MATERIAL FOR THE TASK below:

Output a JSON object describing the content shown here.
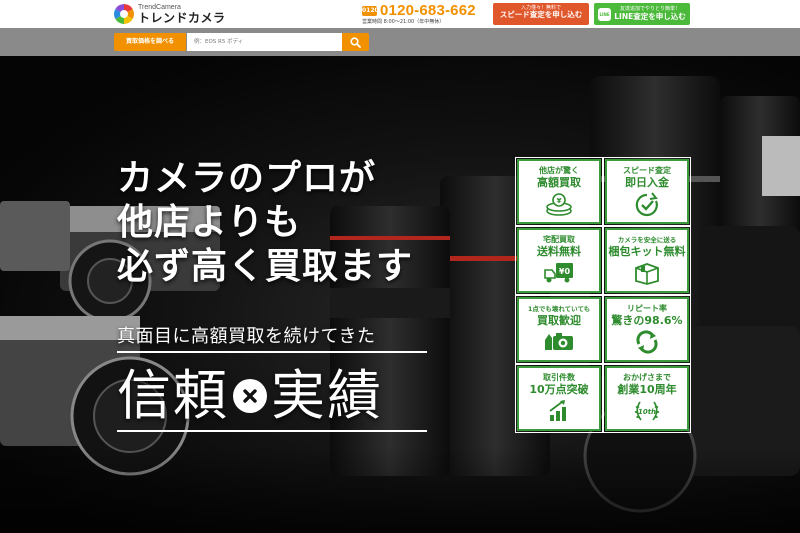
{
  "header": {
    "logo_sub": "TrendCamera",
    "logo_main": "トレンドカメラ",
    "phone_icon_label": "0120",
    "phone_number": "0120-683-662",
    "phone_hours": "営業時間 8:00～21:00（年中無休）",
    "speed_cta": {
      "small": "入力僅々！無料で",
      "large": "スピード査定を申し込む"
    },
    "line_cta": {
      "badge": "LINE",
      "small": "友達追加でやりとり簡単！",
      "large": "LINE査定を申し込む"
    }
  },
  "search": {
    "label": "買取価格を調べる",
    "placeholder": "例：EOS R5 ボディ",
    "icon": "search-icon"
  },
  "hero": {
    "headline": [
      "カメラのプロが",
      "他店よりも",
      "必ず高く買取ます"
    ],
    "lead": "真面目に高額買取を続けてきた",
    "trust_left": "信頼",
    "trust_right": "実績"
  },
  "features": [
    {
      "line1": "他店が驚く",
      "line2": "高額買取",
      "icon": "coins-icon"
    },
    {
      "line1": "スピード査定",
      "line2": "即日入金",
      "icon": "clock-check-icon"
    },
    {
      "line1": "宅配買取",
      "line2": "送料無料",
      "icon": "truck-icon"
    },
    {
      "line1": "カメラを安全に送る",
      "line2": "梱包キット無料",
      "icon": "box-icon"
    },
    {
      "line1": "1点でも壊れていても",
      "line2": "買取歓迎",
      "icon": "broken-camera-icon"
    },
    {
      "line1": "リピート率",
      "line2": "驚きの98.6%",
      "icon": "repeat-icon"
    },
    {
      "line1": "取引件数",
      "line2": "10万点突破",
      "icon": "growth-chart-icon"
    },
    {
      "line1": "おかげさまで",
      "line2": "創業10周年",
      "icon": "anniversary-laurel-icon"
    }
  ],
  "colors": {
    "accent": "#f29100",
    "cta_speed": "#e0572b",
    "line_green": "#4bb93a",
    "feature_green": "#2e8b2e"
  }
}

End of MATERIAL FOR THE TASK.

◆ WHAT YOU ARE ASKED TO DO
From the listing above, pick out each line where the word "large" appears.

◆ WRITTEN REPLY
      "large": "スピード査定を申し込む"
      "large": "LINE査定を申し込む"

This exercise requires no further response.